| Assignment |
Only a number is wanted here: the number of lines of the data that include "this".

| Records shown |
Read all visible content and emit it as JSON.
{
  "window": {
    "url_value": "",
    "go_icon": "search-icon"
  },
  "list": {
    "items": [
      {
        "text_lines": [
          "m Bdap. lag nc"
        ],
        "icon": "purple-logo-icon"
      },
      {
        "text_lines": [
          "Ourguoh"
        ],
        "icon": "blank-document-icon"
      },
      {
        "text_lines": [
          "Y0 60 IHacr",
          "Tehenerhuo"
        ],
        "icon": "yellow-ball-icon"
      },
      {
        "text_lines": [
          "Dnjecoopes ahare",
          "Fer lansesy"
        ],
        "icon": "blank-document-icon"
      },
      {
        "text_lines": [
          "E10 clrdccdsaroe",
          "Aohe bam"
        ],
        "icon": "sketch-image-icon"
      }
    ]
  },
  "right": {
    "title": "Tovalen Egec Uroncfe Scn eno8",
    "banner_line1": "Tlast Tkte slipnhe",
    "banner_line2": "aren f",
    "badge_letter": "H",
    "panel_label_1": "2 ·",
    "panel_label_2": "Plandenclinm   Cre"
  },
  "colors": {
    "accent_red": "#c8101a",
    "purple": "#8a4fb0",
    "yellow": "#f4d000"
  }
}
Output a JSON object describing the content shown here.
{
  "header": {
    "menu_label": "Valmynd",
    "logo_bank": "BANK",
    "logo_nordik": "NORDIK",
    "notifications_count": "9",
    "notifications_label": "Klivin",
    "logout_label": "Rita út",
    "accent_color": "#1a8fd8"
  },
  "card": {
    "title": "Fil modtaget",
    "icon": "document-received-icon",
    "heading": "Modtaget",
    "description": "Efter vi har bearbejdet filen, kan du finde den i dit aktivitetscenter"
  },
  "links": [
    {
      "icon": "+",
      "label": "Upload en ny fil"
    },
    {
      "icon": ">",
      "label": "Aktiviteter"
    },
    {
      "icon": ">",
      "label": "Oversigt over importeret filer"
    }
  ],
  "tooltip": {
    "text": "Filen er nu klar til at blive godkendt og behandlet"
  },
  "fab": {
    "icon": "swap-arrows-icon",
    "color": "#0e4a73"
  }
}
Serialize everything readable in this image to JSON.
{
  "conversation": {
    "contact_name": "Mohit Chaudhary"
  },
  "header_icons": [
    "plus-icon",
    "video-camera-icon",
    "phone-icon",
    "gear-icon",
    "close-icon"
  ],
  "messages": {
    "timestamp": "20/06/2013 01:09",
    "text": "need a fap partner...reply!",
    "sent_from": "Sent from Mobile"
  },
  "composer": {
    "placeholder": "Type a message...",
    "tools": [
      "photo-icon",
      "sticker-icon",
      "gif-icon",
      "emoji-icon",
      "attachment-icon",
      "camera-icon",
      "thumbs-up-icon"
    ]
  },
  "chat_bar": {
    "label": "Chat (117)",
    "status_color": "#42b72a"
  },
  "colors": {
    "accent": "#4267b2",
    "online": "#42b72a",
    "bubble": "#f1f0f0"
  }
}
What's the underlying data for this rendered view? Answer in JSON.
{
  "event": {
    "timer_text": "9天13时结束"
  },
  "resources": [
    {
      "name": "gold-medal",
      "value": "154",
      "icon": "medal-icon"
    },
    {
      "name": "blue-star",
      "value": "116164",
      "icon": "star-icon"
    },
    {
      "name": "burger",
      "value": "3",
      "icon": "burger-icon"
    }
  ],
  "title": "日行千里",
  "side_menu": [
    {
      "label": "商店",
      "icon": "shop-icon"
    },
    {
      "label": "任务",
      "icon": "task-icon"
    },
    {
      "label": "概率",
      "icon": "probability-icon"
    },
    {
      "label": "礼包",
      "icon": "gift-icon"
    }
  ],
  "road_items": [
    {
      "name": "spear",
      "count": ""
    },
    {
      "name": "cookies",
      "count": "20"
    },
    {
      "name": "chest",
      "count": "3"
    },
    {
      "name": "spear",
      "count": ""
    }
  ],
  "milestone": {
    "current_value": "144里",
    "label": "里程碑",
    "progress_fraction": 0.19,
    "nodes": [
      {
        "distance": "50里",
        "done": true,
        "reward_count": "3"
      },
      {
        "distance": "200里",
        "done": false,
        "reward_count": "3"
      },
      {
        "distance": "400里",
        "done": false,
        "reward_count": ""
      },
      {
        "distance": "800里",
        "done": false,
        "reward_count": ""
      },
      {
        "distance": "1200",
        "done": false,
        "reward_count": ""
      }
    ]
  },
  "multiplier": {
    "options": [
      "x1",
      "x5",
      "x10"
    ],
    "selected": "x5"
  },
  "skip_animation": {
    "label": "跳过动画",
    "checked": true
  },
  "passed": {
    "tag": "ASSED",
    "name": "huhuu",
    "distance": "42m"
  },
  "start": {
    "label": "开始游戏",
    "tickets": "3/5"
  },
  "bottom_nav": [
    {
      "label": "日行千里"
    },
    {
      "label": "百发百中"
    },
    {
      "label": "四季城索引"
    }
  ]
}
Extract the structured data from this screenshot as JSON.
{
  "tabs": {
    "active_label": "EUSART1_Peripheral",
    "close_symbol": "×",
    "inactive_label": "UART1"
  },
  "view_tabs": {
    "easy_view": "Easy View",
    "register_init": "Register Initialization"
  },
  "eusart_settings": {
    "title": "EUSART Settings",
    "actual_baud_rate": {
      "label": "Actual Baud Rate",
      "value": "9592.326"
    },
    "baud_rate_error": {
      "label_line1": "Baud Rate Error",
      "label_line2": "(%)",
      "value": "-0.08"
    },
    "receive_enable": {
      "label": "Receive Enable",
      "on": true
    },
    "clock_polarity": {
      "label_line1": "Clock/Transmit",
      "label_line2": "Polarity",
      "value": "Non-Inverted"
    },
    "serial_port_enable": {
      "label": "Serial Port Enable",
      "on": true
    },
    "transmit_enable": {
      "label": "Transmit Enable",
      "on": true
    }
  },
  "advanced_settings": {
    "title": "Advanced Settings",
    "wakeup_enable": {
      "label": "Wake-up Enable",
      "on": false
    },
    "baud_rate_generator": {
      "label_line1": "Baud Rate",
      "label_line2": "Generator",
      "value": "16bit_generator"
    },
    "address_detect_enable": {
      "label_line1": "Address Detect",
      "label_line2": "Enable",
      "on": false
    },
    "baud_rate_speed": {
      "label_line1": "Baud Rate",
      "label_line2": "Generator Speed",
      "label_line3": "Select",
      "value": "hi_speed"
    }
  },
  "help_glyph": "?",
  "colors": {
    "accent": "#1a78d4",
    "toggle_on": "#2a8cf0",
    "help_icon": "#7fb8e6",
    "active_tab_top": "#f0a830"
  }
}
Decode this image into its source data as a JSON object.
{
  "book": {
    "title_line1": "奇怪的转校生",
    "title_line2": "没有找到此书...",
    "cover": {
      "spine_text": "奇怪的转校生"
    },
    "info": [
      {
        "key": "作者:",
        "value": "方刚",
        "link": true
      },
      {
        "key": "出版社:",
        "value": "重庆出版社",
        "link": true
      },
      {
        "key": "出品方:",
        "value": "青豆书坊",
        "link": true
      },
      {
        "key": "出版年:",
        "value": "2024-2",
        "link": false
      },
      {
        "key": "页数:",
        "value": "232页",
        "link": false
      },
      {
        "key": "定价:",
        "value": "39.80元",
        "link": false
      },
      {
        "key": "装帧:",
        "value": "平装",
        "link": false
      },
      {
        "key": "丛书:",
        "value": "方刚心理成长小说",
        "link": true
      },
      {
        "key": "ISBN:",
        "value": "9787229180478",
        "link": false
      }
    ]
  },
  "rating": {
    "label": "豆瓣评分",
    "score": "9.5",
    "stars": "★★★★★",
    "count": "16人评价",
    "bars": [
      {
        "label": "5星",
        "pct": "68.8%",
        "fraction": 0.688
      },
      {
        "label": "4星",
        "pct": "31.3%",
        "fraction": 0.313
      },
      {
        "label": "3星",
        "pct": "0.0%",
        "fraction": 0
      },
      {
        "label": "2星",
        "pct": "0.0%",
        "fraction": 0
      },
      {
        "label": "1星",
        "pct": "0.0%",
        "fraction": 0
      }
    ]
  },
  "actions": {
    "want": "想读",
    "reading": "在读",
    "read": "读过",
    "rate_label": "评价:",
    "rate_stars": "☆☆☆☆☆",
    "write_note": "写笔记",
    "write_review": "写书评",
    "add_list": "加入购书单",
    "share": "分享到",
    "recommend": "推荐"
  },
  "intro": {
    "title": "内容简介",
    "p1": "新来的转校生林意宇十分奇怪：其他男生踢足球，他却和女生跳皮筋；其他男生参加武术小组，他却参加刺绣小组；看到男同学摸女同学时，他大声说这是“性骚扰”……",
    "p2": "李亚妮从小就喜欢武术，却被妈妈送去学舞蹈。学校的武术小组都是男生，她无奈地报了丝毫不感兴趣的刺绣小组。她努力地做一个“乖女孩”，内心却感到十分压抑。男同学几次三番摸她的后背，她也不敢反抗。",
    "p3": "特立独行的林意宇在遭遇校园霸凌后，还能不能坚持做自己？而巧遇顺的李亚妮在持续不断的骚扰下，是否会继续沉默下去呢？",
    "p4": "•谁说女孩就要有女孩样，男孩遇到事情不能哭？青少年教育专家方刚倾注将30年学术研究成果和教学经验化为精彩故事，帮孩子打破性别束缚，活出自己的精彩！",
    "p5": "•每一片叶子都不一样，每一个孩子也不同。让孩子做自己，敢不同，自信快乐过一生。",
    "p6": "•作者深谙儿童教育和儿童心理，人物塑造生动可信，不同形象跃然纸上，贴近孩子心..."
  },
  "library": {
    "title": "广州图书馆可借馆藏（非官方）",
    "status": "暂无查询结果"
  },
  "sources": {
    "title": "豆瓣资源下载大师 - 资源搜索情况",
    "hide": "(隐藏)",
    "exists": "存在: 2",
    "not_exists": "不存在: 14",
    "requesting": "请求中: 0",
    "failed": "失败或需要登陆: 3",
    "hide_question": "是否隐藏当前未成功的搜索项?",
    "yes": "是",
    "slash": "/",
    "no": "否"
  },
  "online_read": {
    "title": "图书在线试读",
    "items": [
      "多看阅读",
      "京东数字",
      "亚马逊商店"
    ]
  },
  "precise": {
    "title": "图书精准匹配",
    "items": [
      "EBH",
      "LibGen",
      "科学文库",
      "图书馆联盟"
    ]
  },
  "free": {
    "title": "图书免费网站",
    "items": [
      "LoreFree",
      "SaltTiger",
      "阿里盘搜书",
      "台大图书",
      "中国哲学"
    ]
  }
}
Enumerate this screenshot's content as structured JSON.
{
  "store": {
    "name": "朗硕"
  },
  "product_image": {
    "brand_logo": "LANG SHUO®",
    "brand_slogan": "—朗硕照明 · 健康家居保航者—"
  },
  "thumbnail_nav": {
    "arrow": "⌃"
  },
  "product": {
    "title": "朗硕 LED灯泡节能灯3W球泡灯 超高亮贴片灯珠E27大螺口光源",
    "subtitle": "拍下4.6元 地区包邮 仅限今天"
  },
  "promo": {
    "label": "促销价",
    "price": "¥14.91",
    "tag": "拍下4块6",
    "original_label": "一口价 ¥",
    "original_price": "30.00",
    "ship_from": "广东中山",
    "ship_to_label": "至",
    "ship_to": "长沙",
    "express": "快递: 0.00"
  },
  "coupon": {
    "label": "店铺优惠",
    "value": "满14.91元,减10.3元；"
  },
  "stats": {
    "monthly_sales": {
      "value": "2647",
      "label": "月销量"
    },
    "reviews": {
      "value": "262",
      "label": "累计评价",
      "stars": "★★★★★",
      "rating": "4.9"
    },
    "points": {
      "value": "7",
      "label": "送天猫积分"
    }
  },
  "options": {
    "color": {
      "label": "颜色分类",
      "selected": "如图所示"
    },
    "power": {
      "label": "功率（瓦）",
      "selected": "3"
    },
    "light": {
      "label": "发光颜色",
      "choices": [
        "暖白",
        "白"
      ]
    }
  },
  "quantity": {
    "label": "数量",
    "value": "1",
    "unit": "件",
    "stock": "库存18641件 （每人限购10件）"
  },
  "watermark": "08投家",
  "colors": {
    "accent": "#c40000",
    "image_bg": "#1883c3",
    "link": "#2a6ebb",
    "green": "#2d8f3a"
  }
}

| Expected output |
5